• Task:
Select and copy out every line in the records containing "JSON".

[Task material — start]

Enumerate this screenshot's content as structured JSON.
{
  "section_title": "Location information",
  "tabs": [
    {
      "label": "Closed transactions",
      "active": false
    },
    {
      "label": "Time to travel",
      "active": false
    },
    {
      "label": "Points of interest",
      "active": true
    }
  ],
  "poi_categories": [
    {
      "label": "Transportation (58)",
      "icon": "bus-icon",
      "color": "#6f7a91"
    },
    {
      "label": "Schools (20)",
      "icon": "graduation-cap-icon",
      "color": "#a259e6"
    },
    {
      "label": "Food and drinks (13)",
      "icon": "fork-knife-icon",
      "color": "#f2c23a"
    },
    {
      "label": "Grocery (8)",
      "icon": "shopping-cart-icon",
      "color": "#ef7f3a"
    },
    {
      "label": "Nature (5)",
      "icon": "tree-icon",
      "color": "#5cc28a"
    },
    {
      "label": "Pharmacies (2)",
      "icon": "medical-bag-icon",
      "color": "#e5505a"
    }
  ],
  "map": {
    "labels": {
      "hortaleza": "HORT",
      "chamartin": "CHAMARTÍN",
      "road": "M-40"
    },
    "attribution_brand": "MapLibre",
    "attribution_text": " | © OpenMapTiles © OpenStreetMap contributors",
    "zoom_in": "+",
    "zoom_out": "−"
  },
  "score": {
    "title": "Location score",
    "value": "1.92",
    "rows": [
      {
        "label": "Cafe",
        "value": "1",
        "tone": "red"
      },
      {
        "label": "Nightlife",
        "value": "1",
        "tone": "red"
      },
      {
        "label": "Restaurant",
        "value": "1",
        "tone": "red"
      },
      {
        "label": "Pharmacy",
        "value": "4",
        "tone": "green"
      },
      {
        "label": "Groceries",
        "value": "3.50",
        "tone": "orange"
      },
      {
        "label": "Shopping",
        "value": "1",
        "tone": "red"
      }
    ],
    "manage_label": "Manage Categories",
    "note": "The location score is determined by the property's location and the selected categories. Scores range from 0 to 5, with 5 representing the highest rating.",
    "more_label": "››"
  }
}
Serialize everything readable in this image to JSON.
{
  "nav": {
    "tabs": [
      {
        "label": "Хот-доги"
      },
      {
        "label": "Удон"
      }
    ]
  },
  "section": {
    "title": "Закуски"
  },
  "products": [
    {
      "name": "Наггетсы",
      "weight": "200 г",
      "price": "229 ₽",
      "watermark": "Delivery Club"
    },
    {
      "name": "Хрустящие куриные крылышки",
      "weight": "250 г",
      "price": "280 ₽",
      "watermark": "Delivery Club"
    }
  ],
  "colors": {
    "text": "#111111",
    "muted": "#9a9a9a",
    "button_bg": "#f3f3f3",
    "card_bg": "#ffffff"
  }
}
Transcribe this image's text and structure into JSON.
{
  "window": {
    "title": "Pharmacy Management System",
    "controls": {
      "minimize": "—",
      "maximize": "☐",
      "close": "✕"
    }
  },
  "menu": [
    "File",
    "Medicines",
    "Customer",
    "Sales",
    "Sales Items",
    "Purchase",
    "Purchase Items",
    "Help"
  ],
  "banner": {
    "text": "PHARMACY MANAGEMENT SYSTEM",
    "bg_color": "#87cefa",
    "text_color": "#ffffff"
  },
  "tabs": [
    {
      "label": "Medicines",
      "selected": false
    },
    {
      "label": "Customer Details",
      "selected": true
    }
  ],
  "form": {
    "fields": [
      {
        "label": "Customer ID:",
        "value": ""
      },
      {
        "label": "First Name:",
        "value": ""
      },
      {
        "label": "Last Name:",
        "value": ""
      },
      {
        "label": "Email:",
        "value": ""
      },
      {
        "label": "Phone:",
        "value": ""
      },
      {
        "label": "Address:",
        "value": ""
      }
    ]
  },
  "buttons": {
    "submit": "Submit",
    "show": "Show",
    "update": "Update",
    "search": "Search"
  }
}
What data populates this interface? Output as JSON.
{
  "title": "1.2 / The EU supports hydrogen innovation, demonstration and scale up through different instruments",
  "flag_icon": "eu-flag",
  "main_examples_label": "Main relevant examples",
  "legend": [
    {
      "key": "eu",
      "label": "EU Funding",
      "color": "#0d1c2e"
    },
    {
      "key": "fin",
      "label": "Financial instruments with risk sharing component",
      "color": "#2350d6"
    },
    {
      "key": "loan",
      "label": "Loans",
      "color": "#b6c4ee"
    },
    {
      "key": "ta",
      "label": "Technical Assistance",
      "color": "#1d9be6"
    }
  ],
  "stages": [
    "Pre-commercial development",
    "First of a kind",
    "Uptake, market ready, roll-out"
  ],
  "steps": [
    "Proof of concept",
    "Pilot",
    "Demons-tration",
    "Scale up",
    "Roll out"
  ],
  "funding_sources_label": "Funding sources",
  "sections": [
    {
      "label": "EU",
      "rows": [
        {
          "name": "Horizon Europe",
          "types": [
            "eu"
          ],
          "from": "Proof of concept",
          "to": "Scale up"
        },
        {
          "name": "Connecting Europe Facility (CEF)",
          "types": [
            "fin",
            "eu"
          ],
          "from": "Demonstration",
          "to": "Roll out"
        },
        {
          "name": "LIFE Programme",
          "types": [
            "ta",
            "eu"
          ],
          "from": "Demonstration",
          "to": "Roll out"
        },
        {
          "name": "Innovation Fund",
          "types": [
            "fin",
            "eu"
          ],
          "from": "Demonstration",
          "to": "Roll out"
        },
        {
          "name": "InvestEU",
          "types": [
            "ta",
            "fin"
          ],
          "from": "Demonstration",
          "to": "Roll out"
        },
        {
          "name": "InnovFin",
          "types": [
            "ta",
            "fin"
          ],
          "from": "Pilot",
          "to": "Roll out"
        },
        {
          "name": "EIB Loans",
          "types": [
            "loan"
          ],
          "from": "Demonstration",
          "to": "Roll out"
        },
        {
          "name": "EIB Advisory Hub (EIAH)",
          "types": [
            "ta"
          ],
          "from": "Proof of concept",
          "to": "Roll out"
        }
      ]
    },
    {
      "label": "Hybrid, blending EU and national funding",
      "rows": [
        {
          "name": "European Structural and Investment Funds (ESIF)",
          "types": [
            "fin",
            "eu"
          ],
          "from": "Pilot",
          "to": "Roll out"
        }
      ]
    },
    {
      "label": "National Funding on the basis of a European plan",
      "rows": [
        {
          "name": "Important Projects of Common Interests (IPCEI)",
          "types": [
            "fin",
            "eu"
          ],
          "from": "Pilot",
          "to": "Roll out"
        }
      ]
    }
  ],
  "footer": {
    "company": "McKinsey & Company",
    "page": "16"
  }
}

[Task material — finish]

• Task solution:
Enumerate this screenshot's content as structured JSON.
Serialize everything readable in this image to JSON.
Transcribe this image's text and structure into JSON.
What data populates this interface? Output as JSON.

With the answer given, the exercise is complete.